Rafael Nadal broke Roger’s 6-year streak, winning the peer-decided Stefan Edberg Sportmanship Award for the first time in this year’s ATP World Tour Awards.
Roger Federer won’t be crying foul – tears of joy, maybe – as he retains the Fan Favorite Award for a record eighth consecutive year. According to the ATP website, Fed received 47% percent of all votes, followed by Nadal and Novak Djokovic. The Byrans won in doubles.
In other awards:
Rafael Nadal won the ATP World Tour No. 1 honors (determined by the rankings) and the Bryan Brothers won the ATP World Tour No. 1 Doubles Team award for the record sixth time in an eight year period.
The ATP players voted 23-year-old Andrey Golubev of Kazakhstan as the Most Improved Player of 2010. He rose from 133 in 2009 to a career high ranking of 33 in October. He won his first title in Hamburg, made it to the finals in Malaysia and beat top guns David Ferrer, Nikolay Davydenko, Robin Soderling and Jurgen Melzer (who kind of deserves his own Most Improved Award, himself.)
German Tobias Kamke was voted Newcomer of the Year and Dutchman Robin Haase Comeback Player of the Year by their ATP peers.

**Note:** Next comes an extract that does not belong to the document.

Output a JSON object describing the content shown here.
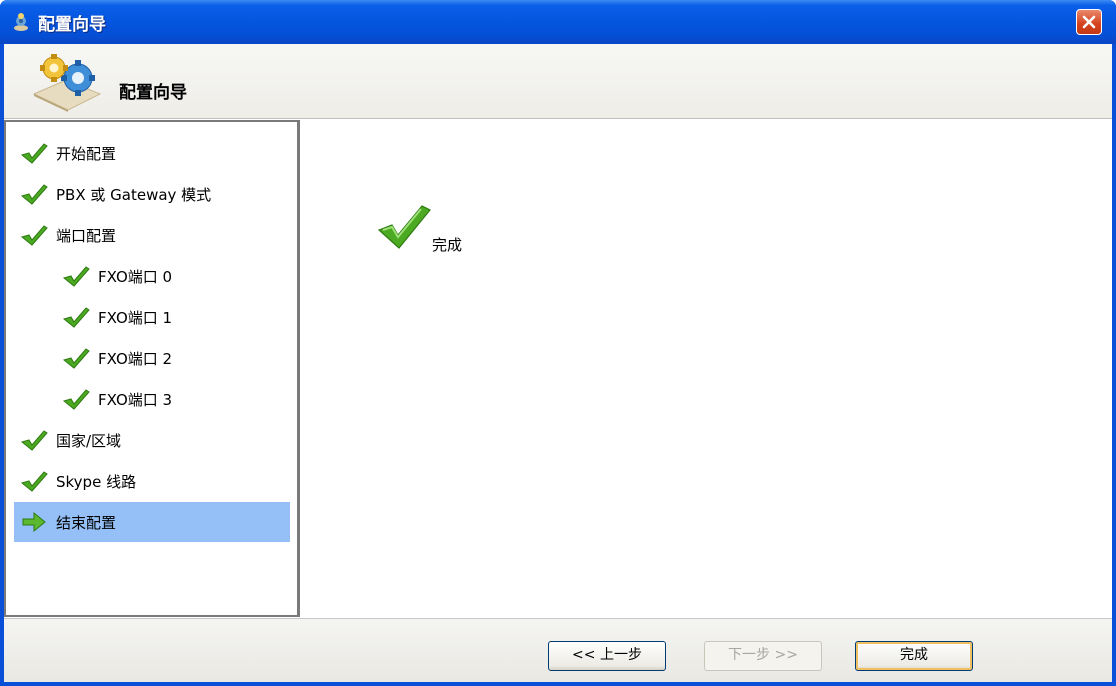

The Indo-Pak Express a.k.a. Rohan Bopanna and Aisam Ul-Haq Qureshi won the Arthur Ashe Humanitarian Award for their inspirational “Stop War, Start Tennis” message.
For more on the awards visit the ATP’s website.
In another popularity contest, the Art of Tennis “self portraits” created by the Elite Eight are now up for online bidding. (Proceeds go to chairty.) Rafael Nadal is in the lead, his painting already up to $14,100. Roger Federer trails slightly at $12,100. World No. 3 Novak Djokovic is a bargain at $2,550. Click here for more.
To continue with the Art of Tennis theme, Sport Illustrated writer Jon Wertheim recently named Rafael Nadal as his “Sportsman” of 2010 (via si.com):
For the better part of the past decade, tennis fans have been treated to Federer’s graceful, stylish tennis. If Federer is Monet, all light and delicacy, Nadal is Jackson Pollock, all force and power, all toil and trouble.
Love this part:
That’s something else about Nadal. While his results border on ostentatious, his personality remains defiantly humble. Trying to inflame his rivalry with Federer is a fool’s errand. “Roger is better [than I am]. Anyone who knows tennis knows that.” (Imagine for a moment, say, LeBron James openly conceding the superiority of Kobe Bryant.) You’d be hard-pressed to find a top-tier athlete who signs more autographs, poses for more photos, makes fewer false moves.
Check out more of Wertheim’s piece here.
Any thoughts on these year end honors?